The status of the woman according to the Halakha is described in detail in the Torah and is not simple. Women’s duties and responsibilities are different from those of men, but this does not mean they are less important, in certain cases their role is more essential than that of men. According to Judaism, women are gifted with “Binah” (intuition, understanding, intelligence) to a larger extent than men. Rabbis interpret this difference stating that the woman was created from human material, and not formed of dust like the man. As previously mentioned, the Matriarchate is at a higher level than the Patriarchate as women are better at prophecies, they have not participated in the idealatry, they perform the basic duties of mothers and wives, they light the candles on Shabbat; the woman performs the house chores, separates the challah, and dictates the order at home.

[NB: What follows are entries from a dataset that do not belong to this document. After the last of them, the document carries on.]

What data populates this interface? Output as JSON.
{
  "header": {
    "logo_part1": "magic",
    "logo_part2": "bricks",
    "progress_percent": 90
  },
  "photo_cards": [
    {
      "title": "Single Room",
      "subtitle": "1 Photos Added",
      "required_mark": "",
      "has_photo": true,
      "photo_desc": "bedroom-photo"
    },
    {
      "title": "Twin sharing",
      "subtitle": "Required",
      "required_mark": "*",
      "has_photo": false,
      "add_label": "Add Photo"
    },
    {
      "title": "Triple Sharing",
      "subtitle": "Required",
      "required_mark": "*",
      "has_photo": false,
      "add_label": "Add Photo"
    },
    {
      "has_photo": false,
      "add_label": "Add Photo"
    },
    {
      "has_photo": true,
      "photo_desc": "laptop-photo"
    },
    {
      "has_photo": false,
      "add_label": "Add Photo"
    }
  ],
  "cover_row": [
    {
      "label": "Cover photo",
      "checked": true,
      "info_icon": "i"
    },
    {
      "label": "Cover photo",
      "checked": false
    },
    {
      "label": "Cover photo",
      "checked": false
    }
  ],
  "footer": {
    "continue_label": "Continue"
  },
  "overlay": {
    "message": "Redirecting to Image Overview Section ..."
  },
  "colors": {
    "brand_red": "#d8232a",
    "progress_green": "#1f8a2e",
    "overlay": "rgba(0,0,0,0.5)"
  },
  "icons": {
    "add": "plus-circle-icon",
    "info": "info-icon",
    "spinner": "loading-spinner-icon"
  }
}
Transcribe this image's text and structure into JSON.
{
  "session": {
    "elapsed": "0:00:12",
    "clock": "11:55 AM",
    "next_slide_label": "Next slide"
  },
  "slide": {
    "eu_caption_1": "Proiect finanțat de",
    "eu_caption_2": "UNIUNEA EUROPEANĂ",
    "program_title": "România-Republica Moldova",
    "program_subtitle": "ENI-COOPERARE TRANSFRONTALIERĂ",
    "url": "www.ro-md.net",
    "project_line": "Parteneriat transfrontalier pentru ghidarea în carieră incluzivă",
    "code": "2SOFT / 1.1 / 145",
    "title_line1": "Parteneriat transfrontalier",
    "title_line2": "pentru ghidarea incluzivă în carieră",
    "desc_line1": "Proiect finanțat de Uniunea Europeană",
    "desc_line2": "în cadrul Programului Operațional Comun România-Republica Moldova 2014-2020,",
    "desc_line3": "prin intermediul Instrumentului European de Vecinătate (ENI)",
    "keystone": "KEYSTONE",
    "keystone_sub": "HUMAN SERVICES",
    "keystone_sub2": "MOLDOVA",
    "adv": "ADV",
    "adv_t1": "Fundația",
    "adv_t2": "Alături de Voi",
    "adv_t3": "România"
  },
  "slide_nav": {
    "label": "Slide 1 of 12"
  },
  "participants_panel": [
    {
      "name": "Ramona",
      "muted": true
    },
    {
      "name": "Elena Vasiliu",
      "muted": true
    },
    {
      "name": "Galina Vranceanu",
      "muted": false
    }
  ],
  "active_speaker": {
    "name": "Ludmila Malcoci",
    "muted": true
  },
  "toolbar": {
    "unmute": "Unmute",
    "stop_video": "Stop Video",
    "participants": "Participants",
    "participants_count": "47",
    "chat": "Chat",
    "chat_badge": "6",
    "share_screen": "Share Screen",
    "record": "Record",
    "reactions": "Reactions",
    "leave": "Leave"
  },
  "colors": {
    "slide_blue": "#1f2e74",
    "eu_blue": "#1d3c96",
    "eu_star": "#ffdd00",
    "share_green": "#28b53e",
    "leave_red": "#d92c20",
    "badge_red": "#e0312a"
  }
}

According to Judaism, the home of the family becomes the fortress of God’s presence, of the divine, of which God says: “Create divine comfort for me and I shall always be with you”. A characteristic feature of the role of the women is that part of them are organised in a special religious ritual (Chevra Kadisha), whose noble task is to prepare the deceased women for their funeral. This group of specially selected volunteers (Rohetsim) is held in high respect and has proven their piety.
The conducted, albeit incomplete, review on the topic of “Women in Judaism” is an attempt to present a group of remarkable women, who have left deep marks in the world literature and art. The development of the topic aimed at describing their personal story, the typical traits of their characters, their status in the society and the attempts to change that, and emphasises the positive qualities as an example to follow, i.e. they are instructive, suggest the important role of the belief in God for the realisation of their dreams, desires and the tendency to overcome their second-place importance, which is ascribed to them by conservative-thinking Talmudists and is opposed in new trends in Judaism by reformists, liberal-thinking and other more liberated from the dogmas Jews. The conclusion is that in our everyday life we and especially the young generation should follow the path of their positive deeds, designed to preserve everything related to Judaism, so as to be filled with the positive spiritual food which we can draw from their example. To apply in our deeds the wisdom which they have bequeathed; to adopt their measure of the values as ours, in order to build a solid moral system which the generations will use as a stepping stone; to find the right way to the temple as our natural human need in order to be ready to communicate with our Maker; to be true to our Torah, and by no means try to replace it with the Golden calf.